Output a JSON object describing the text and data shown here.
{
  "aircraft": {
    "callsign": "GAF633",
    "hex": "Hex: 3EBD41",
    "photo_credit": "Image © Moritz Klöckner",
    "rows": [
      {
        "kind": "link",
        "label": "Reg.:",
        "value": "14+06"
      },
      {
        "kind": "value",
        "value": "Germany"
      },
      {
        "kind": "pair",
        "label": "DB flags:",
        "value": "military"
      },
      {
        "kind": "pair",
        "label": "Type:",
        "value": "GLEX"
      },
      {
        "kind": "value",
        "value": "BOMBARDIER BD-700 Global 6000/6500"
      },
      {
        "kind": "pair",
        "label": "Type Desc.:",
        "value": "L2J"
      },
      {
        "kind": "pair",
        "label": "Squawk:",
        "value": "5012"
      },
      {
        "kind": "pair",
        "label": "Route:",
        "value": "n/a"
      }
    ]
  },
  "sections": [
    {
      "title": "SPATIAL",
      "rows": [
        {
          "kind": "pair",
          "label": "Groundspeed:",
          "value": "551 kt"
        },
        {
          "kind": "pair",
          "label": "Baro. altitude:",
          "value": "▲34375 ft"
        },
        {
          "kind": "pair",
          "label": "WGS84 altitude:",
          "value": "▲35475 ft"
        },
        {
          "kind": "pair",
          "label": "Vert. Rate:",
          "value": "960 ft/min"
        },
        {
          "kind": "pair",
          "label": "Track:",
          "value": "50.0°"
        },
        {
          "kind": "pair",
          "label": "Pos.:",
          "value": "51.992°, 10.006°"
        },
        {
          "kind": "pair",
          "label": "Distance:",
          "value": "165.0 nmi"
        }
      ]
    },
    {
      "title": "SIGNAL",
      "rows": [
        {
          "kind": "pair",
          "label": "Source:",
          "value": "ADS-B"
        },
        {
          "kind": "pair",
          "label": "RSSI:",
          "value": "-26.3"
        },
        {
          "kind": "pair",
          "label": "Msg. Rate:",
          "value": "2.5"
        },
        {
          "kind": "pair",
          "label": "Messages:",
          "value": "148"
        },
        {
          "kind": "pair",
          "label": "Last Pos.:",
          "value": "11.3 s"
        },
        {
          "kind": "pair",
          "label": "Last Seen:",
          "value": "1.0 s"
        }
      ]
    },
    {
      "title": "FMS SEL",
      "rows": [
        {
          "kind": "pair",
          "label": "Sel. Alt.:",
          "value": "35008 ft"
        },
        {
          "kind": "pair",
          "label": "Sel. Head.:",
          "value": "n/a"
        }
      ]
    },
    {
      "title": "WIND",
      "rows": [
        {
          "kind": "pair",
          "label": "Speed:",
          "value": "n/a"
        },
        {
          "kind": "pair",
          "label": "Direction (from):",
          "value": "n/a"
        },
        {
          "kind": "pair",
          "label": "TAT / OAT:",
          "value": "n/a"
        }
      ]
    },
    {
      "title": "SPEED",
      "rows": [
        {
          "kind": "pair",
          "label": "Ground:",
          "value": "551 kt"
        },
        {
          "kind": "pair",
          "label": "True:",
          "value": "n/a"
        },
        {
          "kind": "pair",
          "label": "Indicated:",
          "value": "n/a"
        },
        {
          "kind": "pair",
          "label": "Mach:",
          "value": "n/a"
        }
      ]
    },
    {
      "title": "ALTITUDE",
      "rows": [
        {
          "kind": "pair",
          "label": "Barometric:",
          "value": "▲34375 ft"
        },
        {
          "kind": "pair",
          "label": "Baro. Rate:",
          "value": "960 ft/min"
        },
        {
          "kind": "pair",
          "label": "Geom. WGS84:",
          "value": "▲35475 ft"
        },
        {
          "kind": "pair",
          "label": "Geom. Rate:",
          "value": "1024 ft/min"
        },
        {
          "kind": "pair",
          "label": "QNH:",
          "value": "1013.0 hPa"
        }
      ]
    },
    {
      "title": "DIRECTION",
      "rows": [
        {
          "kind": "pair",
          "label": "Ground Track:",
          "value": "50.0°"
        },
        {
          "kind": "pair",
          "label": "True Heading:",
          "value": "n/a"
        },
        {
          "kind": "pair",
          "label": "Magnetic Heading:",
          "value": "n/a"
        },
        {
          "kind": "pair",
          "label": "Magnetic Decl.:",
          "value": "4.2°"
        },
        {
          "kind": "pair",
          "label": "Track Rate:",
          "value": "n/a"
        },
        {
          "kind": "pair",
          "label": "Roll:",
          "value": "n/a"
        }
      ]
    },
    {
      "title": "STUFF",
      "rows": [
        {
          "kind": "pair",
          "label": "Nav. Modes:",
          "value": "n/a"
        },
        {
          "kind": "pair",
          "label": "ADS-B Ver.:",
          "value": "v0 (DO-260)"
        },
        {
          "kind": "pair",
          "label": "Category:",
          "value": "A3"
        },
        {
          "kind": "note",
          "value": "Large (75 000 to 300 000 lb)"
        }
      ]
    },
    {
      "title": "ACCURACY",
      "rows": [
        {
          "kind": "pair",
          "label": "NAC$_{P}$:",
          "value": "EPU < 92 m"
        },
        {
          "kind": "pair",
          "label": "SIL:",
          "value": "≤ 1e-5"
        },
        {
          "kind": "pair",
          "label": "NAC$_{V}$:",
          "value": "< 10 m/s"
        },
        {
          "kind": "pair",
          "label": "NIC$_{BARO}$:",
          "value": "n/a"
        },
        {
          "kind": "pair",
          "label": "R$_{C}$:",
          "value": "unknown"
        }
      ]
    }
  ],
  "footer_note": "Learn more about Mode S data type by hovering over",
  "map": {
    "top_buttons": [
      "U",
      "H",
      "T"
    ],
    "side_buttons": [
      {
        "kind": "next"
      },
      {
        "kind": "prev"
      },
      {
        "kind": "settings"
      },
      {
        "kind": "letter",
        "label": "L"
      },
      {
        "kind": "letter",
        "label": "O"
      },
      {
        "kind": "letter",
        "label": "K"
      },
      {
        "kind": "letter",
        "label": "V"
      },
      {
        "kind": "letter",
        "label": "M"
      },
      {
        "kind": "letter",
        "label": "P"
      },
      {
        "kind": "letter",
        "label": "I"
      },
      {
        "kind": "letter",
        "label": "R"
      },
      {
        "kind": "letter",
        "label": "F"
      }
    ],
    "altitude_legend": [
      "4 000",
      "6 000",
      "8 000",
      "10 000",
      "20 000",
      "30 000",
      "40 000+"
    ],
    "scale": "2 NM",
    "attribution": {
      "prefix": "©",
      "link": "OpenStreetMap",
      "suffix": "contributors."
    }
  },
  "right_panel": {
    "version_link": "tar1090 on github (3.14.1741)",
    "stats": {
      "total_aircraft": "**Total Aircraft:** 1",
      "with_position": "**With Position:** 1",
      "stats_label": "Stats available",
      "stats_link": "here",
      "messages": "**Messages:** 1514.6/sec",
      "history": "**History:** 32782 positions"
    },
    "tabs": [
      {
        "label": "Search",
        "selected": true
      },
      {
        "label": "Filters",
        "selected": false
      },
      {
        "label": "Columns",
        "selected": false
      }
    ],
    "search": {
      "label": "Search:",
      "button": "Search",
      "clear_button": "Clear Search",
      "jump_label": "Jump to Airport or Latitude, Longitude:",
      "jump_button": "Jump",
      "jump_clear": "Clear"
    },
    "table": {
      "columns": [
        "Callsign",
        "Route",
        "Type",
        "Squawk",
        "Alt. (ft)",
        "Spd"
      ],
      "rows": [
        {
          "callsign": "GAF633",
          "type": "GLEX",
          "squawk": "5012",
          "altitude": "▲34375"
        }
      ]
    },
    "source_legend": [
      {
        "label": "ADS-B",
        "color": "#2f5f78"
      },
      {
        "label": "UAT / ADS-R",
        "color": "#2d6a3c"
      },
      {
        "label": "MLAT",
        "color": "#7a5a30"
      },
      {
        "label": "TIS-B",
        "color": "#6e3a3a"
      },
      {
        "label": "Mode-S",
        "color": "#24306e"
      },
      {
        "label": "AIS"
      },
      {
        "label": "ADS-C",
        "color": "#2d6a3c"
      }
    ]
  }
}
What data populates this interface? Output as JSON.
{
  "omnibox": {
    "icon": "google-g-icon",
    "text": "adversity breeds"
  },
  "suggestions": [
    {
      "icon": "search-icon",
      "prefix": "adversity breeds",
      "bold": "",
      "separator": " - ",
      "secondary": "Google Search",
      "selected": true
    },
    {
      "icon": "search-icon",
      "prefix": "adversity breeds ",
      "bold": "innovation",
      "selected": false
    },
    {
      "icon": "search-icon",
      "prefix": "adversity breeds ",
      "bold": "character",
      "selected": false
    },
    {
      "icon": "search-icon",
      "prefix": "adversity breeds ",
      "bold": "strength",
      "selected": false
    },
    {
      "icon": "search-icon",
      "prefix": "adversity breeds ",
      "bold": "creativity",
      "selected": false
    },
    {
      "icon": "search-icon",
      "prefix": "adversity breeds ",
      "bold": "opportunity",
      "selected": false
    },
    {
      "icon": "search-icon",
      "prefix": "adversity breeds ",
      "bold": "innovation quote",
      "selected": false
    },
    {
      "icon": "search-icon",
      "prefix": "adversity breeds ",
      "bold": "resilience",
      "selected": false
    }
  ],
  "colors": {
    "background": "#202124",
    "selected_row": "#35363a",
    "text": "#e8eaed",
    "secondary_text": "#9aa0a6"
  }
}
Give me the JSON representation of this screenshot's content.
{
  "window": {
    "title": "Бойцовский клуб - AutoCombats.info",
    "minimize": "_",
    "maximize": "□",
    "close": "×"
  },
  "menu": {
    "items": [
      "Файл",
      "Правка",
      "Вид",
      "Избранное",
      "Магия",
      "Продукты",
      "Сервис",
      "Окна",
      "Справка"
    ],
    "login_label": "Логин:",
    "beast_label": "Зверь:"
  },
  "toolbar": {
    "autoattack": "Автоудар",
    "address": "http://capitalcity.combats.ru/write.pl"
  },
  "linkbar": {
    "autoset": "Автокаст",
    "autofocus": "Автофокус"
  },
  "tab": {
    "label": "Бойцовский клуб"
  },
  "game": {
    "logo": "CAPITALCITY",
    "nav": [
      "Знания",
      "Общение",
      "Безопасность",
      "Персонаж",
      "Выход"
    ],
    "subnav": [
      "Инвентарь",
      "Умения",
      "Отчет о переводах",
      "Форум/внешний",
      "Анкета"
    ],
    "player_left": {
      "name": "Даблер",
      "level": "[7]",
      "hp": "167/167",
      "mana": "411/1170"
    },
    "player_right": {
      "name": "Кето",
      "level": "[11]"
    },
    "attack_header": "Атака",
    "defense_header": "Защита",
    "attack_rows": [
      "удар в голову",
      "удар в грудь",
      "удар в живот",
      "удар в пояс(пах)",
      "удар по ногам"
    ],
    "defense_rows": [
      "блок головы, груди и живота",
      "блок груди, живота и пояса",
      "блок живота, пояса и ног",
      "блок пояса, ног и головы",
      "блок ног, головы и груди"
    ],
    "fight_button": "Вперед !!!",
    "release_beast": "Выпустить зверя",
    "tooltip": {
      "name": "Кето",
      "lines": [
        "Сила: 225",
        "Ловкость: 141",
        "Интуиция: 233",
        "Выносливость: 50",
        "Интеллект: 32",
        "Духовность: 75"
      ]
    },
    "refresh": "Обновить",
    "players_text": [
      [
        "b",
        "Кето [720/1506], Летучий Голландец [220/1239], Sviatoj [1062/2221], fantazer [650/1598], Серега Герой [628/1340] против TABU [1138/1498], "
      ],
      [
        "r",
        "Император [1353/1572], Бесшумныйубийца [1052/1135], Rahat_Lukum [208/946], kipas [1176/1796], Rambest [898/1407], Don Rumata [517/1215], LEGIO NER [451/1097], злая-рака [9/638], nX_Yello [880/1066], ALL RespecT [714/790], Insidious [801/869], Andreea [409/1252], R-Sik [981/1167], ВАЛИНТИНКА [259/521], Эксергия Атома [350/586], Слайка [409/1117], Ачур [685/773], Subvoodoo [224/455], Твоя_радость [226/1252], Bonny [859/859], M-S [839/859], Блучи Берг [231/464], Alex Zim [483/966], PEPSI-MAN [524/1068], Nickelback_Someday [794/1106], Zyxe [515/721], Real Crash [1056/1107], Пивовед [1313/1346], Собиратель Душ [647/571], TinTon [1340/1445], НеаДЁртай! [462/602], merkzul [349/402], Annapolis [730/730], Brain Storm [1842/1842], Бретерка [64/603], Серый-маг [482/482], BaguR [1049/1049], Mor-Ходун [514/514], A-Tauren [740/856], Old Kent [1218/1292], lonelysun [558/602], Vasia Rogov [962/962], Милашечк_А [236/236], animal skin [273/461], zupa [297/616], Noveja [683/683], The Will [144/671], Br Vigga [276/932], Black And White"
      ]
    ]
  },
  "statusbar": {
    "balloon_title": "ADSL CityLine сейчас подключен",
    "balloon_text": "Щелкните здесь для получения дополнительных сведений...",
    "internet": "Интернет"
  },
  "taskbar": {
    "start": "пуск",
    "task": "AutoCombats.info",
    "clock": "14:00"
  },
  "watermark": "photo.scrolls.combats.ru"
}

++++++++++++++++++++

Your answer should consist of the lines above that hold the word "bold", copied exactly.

      "bold": "",
      "bold": "innovation",
      "bold": "character",
      "bold": "strength",
      "bold": "creativity",
      "bold": "opportunity",
      "bold": "innovation quote",
      "bold": "resilience",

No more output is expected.